In addition to conductivity, you can also monitor your water for pH. Testing for pH measures the acidity level in water. The acidity of your groundwater should be relatively stable. Changes to the acidity level may indicate that contamination is occurring.
Please note that conductivity and pH monitoring may not reflect all possible contamination and cannot identify which chemicals caused a change in readings. Therefore, EHP recommends performing the targeted tests listed in the Well Water Testing section of our website every six months.
The following signs may also point to contamination:
Changes in the taste, smell, or appearance of your water
Foaming, bubbling, or spurting faucets
Gritty, sandy material in your water
Salty or metallic-tasting water
Skin burns or rashes after bathing
EHP recommends that you keep a record of monitoring results and keep copies of all tests performed. Any notes on perceived changes in water quality (e.g., taste, smell, clarity) and any health issues should also be recorded.
Remember: If you see significant change in conductivity above your baseline or notice other distinct changes in your water, you should drink bottled water until you get your water tested for the chemicals noted in the Well Water Testing section below.
Well Water Testing
When you have a private water source such as a well, knowing the quality of your groundwater is important for protecting your health. Your well water should be tested often to ensure that it is clean and potable.
If you live within 3 miles of a shale gas facility, EHP recommends you:
Perform a baseline test on your well water before oil and gas development starts (if possible).
Test your well water every six months – see Water Resources section for testing options.
Regularly monitor and record your well water conductivity as this will alert you to possible changes in your water quality. If your water monitoring indicates that your water quality is changing, that should prompt you to have your water tested. See Well Water Monitoring above.
How Are Water Tests Performed?
While homeowners can perform some water testing themselves, many tests require the use of a state-certified laboratory. Testing for contaminants like chloride, VOCs, and others mentioned below must be performed by a lab. Keep in mind that testing water through a lab can be expensive.

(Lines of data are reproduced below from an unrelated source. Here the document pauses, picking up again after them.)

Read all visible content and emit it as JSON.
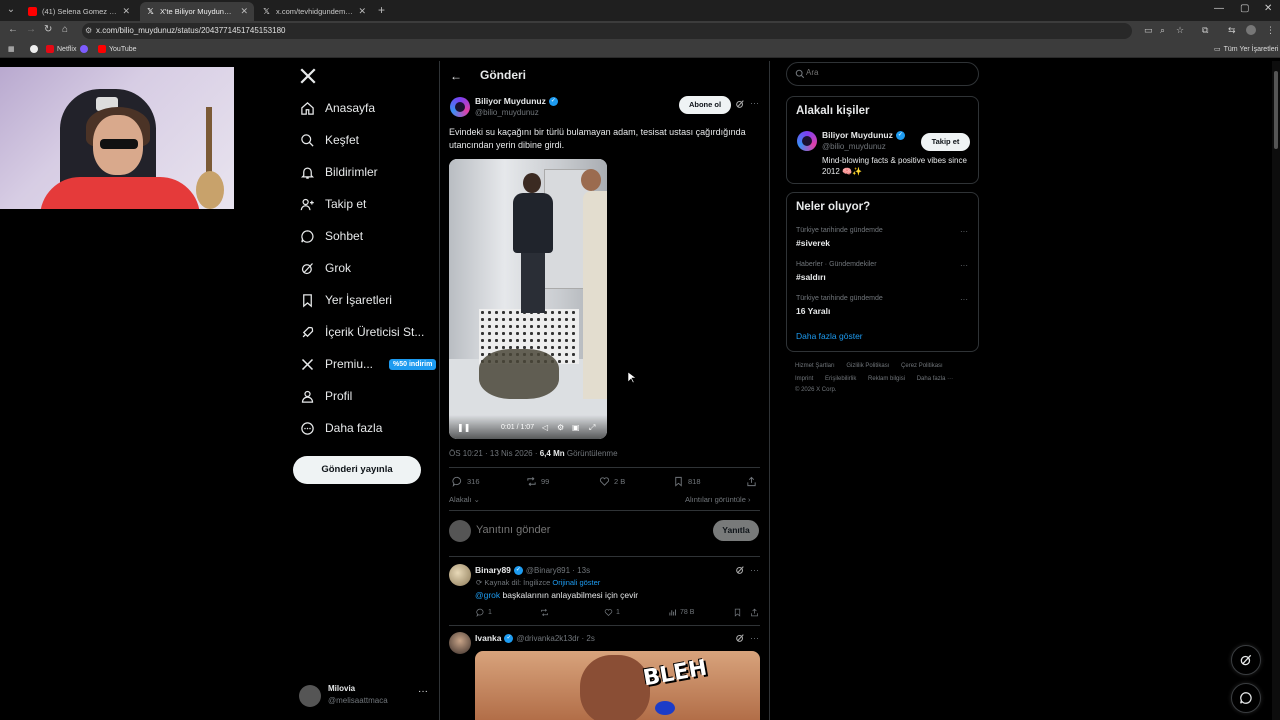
{
  "browser": {
    "tabs": [
      {
        "title": "(41) Selena Gomez - People You...",
        "favicon": "youtube-icon",
        "active": false
      },
      {
        "title": "X'te Biliyor Muydunuz: \"Evi...",
        "favicon": "x-icon",
        "active": true
      },
      {
        "title": "x.com/tevhidgundemi/status/2...",
        "favicon": "x-icon",
        "active": false
      }
    ],
    "url": "x.com/bilio_muydunuz/status/2043771451745153180",
    "bookmarks": [
      {
        "label": "Netflix",
        "color": "#e50914"
      },
      {
        "label": "YouTube",
        "color": "#ff0000"
      }
    ],
    "all_bookmarks_label": "Tüm Yer İşaretleri"
  },
  "sidebar": {
    "items": [
      {
        "label": "Anasayfa",
        "icon": "home-icon"
      },
      {
        "label": "Keşfet",
        "icon": "search-icon"
      },
      {
        "label": "Bildirimler",
        "icon": "bell-icon"
      },
      {
        "label": "Takip et",
        "icon": "add-user-icon"
      },
      {
        "label": "Sohbet",
        "icon": "chat-icon"
      },
      {
        "label": "Grok",
        "icon": "grok-icon"
      },
      {
        "label": "Yer İşaretleri",
        "icon": "bookmark-icon"
      },
      {
        "label": "İçerik Üreticisi St...",
        "icon": "rocket-icon"
      },
      {
        "label": "Premiu...",
        "icon": "x-icon"
      },
      {
        "label": "Profil",
        "icon": "profile-icon"
      },
      {
        "label": "Daha fazla",
        "icon": "more-circle-icon"
      }
    ],
    "premium_badge": "%50 indirim",
    "post_button": "Gönderi yayınla",
    "account": {
      "name": "Milovia",
      "handle": "@melisaattmaca"
    }
  },
  "main": {
    "title": "Gönderi",
    "post": {
      "author": "Biliyor Muydunuz",
      "handle": "@bilio_muydunuz",
      "subscribe": "Abone ol",
      "text": "Evindeki su kaçağını bir türlü bulamayan adam, tesisat ustası çağırdığında utancından yerin dibine girdi.",
      "video_time": "0:01 / 1:07",
      "timestamp": "ÖS 10:21 · 13 Nis 2026 · ",
      "views_count": "6,4 Mn",
      "views_label": " Görüntülenme",
      "stats": {
        "replies": "316",
        "reposts": "99",
        "likes": "2 B",
        "bookmarks": "818"
      },
      "related_label": "Alakalı",
      "quotes_label": "Alıntıları görüntüle"
    },
    "reply_box": {
      "placeholder": "Yanıtını gönder",
      "button": "Yanıtla"
    },
    "replies": [
      {
        "name": "Binary89",
        "handle": "@Binary891 · 13s",
        "source_label": "Kaynak dil: İngilizce",
        "source_link": "Orijinali göster",
        "mention": "@grok",
        "text": " başkalarının anlayabilmesi için çevir",
        "stats": {
          "replies": "1",
          "likes": "1",
          "views": "78 B"
        }
      },
      {
        "name": "Ivanka",
        "handle": "@drivanka2k13dr · 2s",
        "gif_caption": "BLEH"
      }
    ]
  },
  "right": {
    "search_placeholder": "Ara",
    "related": {
      "title": "Alakalı kişiler",
      "name": "Biliyor Muydunuz",
      "handle": "@bilio_muydunuz",
      "bio": "Mind-blowing facts & positive vibes since 2012 🧠✨",
      "follow": "Takip et"
    },
    "trends": {
      "title": "Neler oluyor?",
      "items": [
        {
          "context": "Türkiye tarihinde gündemde",
          "name": "#siverek"
        },
        {
          "context": "Haberler · Gündemdekiler",
          "name": "#saldırı"
        },
        {
          "context": "Türkiye tarihinde gündemde",
          "name": "16 Yaralı"
        }
      ],
      "show_more": "Daha fazla göster"
    },
    "footer": {
      "line1": [
        "Hizmet Şartları",
        "Gizlilik Politikası",
        "Çerez Politikası"
      ],
      "line2": [
        "Imprint",
        "Erişilebilirlik",
        "Reklam bilgisi",
        "Daha fazla ···"
      ],
      "line3": "© 2026 X Corp."
    }
  },
  "colors": {
    "accent": "#1d9bf0",
    "background": "#000000",
    "border": "#2f3336"
  }
}
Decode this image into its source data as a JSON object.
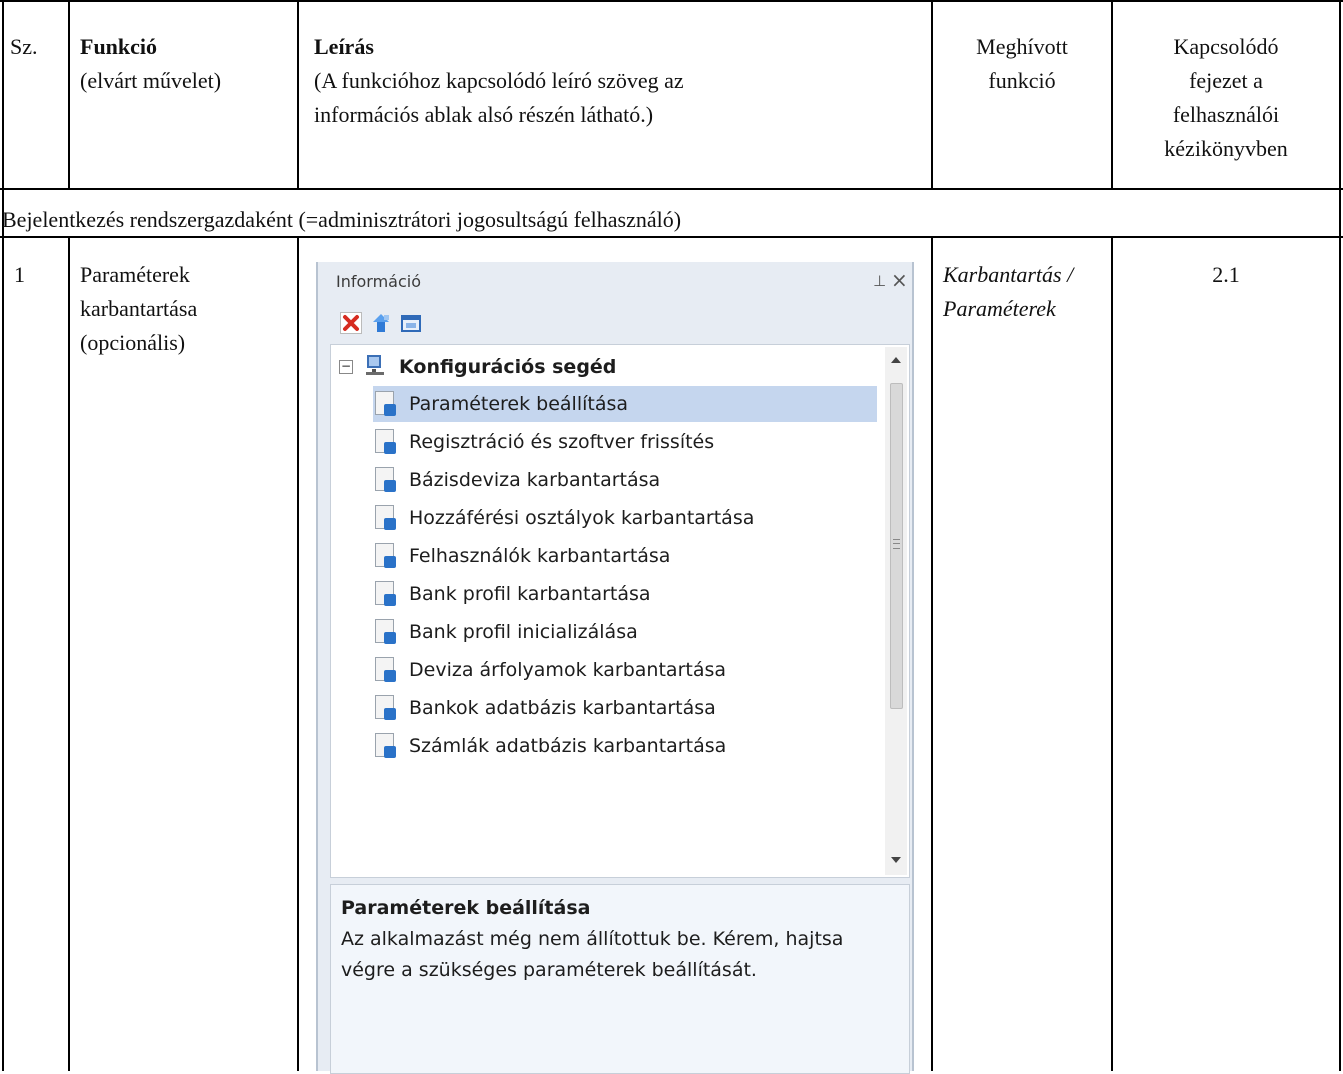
{
  "header": {
    "col1": "Sz.",
    "col2_title": "Funkció",
    "col2_sub": "(elvárt művelet)",
    "col3_title": "Leírás",
    "col3_sub_line1": "(A funkcióhoz kapcsolódó leíró szöveg az",
    "col3_sub_line2": "információs ablak alsó részén látható.)",
    "col4_line1": "Meghívott",
    "col4_line2": "funkció",
    "col5_line1": "Kapcsolódó",
    "col5_line2": "fejezet a",
    "col5_line3": "felhasználói",
    "col5_line4": "kézikönyvben"
  },
  "section_row": "Bejelentkezés rendszergazdaként  (=adminisztrátori jogosultságú felhasználó)",
  "row1": {
    "num": "1",
    "func_line1": "Paraméterek",
    "func_line2": "karbantartása",
    "func_line3": "(opcionális)",
    "called_line1": "Karbantartás /",
    "called_line2": "Paraméterek",
    "chapter": "2.1"
  },
  "info_panel": {
    "title": "Információ",
    "pin_glyph": "⊥",
    "close_glyph": "×",
    "expand_glyph": "−",
    "root_label": "Konfigurációs segéd",
    "items": [
      "Paraméterek beállítása",
      "Regisztráció és szoftver frissítés",
      "Bázisdeviza karbantartása",
      "Hozzáférési osztályok karbantartása",
      "Felhasználók karbantartása",
      "Bank profil karbantartása",
      "Bank profil inicializálása",
      "Deviza árfolyamok karbantartása",
      "Bankok adatbázis karbantartása",
      "Számlák adatbázis karbantartása"
    ],
    "selected_index": 0,
    "desc_title": "Paraméterek beállítása",
    "desc_line1": "Az alkalmazást még nem állítottuk be. Kérem, hajtsa",
    "desc_line2": "végre a szükséges paraméterek beállítását."
  }
}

Baseline tests alone can cost anywhere from $300 for basic testing to more than $1,000 for a larger range of tests.
If you need to have testing done for regulatory or litigation purposes, you must use a laboratory certified by your state department of environmental protection to collect your sample and provide a full chain of custody.
For Pennsylvania, the PA DEP provides a list of certified labs.
For states other than Pennsylvania, click here to find your local environmental regulatory body and check the guidelines in your state.
There are a variety of in-home, user-friendly water testing kits and devices. These can offer baseline measurements to monitor groundwater, so that abnormalities, such as potentially dangerous chemicals, can be detected and further testing can be performed. It is important to remember these devices should be used as a tool to get estimates of contaminant levels in your water, but they cannot be used for regulatory or litigation purposes. There are many similar products on the market. EHP does not endorse manufacturers or the products they sell. Before purchasing any water testing kit, review the contaminants the kit tests for to determine its usefulness and check for reviews of the kits online.
Dr. John Stolz of Duquesne University is conducting a survey of water quality, specifically well and spring water accessed for household use, and any changes to that quality that may have occurred in the past few years. The goal is to map and test well and spring locations throughout Western Pennsylvania in an effort to identify sources and pathways of contamination.
The water test is free. This is not a certified lab. The analysis is for research purposes only but can inform you as to the quality of your water. For more information, contact John Stolz at email@example.com.